- [Problem requirements]: Starting at the top line, return each entry word for word.

- [Raw data]:
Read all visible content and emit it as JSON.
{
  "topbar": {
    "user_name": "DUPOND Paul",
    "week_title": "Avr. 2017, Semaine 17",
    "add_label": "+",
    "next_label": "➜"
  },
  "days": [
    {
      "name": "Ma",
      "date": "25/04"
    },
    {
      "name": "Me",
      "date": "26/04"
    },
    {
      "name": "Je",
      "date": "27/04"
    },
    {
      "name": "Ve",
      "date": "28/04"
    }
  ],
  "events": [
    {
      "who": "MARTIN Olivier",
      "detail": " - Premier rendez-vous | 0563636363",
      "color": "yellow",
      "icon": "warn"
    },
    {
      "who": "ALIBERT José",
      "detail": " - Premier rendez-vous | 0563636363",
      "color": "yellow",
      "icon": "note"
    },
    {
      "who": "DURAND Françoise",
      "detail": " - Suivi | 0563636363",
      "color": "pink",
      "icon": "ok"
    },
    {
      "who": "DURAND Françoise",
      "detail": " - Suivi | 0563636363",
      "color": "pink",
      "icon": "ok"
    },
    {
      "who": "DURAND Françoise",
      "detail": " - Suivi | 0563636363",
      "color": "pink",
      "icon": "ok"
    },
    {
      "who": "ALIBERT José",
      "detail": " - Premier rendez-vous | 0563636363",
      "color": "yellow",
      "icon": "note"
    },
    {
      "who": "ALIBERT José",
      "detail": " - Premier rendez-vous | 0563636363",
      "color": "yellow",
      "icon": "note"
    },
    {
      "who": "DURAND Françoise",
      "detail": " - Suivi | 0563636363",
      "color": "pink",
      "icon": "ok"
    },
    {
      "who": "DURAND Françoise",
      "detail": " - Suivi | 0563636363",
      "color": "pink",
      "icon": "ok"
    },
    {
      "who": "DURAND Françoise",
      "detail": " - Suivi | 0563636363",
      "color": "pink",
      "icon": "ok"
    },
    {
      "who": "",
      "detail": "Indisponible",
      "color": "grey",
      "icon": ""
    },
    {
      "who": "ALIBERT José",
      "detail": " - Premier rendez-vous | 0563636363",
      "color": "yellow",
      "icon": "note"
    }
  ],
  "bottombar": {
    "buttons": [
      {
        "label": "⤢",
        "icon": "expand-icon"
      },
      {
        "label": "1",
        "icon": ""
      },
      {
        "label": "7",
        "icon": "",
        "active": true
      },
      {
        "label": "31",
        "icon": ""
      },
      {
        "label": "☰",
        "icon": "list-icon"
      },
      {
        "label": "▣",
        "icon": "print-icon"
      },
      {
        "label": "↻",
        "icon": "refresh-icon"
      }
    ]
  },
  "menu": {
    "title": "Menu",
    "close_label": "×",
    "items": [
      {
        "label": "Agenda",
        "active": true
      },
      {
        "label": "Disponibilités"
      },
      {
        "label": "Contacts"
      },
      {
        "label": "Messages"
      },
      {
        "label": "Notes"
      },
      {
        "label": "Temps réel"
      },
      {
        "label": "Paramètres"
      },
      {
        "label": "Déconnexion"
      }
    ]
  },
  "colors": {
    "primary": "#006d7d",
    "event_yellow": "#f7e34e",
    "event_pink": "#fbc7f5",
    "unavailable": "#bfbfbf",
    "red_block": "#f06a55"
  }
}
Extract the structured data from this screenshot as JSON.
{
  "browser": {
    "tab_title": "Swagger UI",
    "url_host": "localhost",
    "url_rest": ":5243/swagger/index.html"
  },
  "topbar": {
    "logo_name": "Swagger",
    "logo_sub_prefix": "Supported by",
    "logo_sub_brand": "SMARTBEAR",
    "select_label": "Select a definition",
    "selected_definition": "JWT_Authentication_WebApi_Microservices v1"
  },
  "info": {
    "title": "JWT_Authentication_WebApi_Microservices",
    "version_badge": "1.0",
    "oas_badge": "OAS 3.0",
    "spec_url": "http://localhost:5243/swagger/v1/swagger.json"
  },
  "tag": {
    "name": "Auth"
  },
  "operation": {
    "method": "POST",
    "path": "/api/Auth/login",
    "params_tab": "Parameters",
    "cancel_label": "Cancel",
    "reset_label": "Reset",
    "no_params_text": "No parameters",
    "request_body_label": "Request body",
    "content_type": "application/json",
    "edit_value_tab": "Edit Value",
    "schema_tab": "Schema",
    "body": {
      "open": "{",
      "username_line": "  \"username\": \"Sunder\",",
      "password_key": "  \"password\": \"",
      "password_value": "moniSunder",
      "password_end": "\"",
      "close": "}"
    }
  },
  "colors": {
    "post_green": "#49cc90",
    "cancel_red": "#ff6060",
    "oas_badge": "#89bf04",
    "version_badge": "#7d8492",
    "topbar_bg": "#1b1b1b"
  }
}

- [Result]:
Read all visible content and emit it as JSON.
{
  "topbar": {
    "user_name": "DUPOND Paul",
    "week_title": "Avr. 2017, Semaine 17",
    "add_label": "+",
    "next_label": "➜"
  },
  "days": [
    {
      "name": "Ma",
      "date": "25/04"
    },
    {
      "name": "Me",
      "date": "26/04"
    },
    {
      "name": "Je",
      "date": "27/04"
    },
    {
      "name": "Ve",
      "date": "28/04"
    }
  ],
  "events": [
    {
      "who": "MARTIN Olivier",
      "detail": " - Premier rendez-vous | 0563636363",
      "color": "yellow",
      "icon": "warn"
    },
    {
      "who": "ALIBERT José",
      "detail": " - Premier rendez-vous | 0563636363",
      "color": "yellow",
      "icon": "note"
    },
    {
      "who": "DURAND Françoise",
      "detail": " - Suivi | 0563636363",
      "color": "pink",
      "icon": "ok"
    },
    {
      "who": "DURAND Françoise",
      "detail": " - Suivi | 0563636363",
      "color": "pink",
      "icon": "ok"
    },
    {
      "who": "DURAND Françoise",
      "detail": " - Suivi | 0563636363",
      "color": "pink",
      "icon": "ok"
    },
    {
      "who": "ALIBERT José",
      "detail": " - Premier rendez-vous | 0563636363",
      "color": "yellow",
      "icon": "note"
    },
    {
      "who": "ALIBERT José",
      "detail": " - Premier rendez-vous | 0563636363",
      "color": "yellow",
      "icon": "note"
    },
    {
      "who": "DURAND Françoise",
      "detail": " - Suivi | 0563636363",
      "color": "pink",
      "icon": "ok"
    },
    {
      "who": "DURAND Françoise",
      "detail": " - Suivi | 0563636363",
      "color": "pink",
      "icon": "ok"
    },
    {
      "who": "DURAND Françoise",
      "detail": " - Suivi | 0563636363",
      "color": "pink",
      "icon": "ok"
    },
    {
      "who": "",
      "detail": "Indisponible",
      "color": "grey",
      "icon": ""
    },
    {
      "who": "ALIBERT José",
      "detail": " - Premier rendez-vous | 0563636363",
      "color": "yellow",
      "icon": "note"
    }
  ],
  "bottombar": {
    "buttons": [
      {
        "label": "⤢",
        "icon": "expand-icon"
      },
      {
        "label": "1",
        "icon": ""
      },
      {
        "label": "7",
        "icon": "",
        "active": true
      },
      {
        "label": "31",
        "icon": ""
      },
      {
        "label": "☰",
        "icon": "list-icon"
      },
      {
        "label": "▣",
        "icon": "print-icon"
      },
      {
        "label": "↻",
        "icon": "refresh-icon"
      }
    ]
  },
  "menu": {
    "title": "Menu",
    "close_label": "×",
    "items": [
      {
        "label": "Agenda",
        "active": true
      },
      {
        "label": "Disponibilités"
      },
      {
        "label": "Contacts"
      },
      {
        "label": "Messages"
      },
      {
        "label": "Notes"
      },
      {
        "label": "Temps réel"
      },
      {
        "label": "Paramètres"
      },
      {
        "label": "Déconnexion"
      }
    ]
  },
  "colors": {
    "primary": "#006d7d",
    "event_yellow": "#f7e34e",
    "event_pink": "#fbc7f5",
    "unavailable": "#bfbfbf",
    "red_block": "#f06a55"
  }
}
Extract the structured data from this screenshot as JSON.
{
  "browser": {
    "tab_title": "Swagger UI",
    "url_host": "localhost",
    "url_rest": ":5243/swagger/index.html"
  },
  "topbar": {
    "logo_name": "Swagger",
    "logo_sub_prefix": "Supported by",
    "logo_sub_brand": "SMARTBEAR",
    "select_label": "Select a definition",
    "selected_definition": "JWT_Authentication_WebApi_Microservices v1"
  },
  "info": {
    "title": "JWT_Authentication_WebApi_Microservices",
    "version_badge": "1.0",
    "oas_badge": "OAS 3.0",
    "spec_url": "http://localhost:5243/swagger/v1/swagger.json"
  },
  "tag": {
    "name": "Auth"
  },
  "operation": {
    "method": "POST",
    "path": "/api/Auth/login",
    "params_tab": "Parameters",
    "cancel_label": "Cancel",
    "reset_label": "Reset",
    "no_params_text": "No parameters",
    "request_body_label": "Request body",
    "content_type": "application/json",
    "edit_value_tab": "Edit Value",
    "schema_tab": "Schema",
    "body": {
      "open": "{",
      "username_line": "  \"username\": \"Sunder\",",
      "password_key": "  \"password\": \"",
      "password_value": "moniSunder",
      "password_end": "\"",
      "close": "}"
    }
  },
  "colors": {
    "post_green": "#49cc90",
    "cancel_red": "#ff6060",
    "oas_badge": "#89bf04",
    "version_badge": "#7d8492",
    "topbar_bg": "#1b1b1b"
  }
}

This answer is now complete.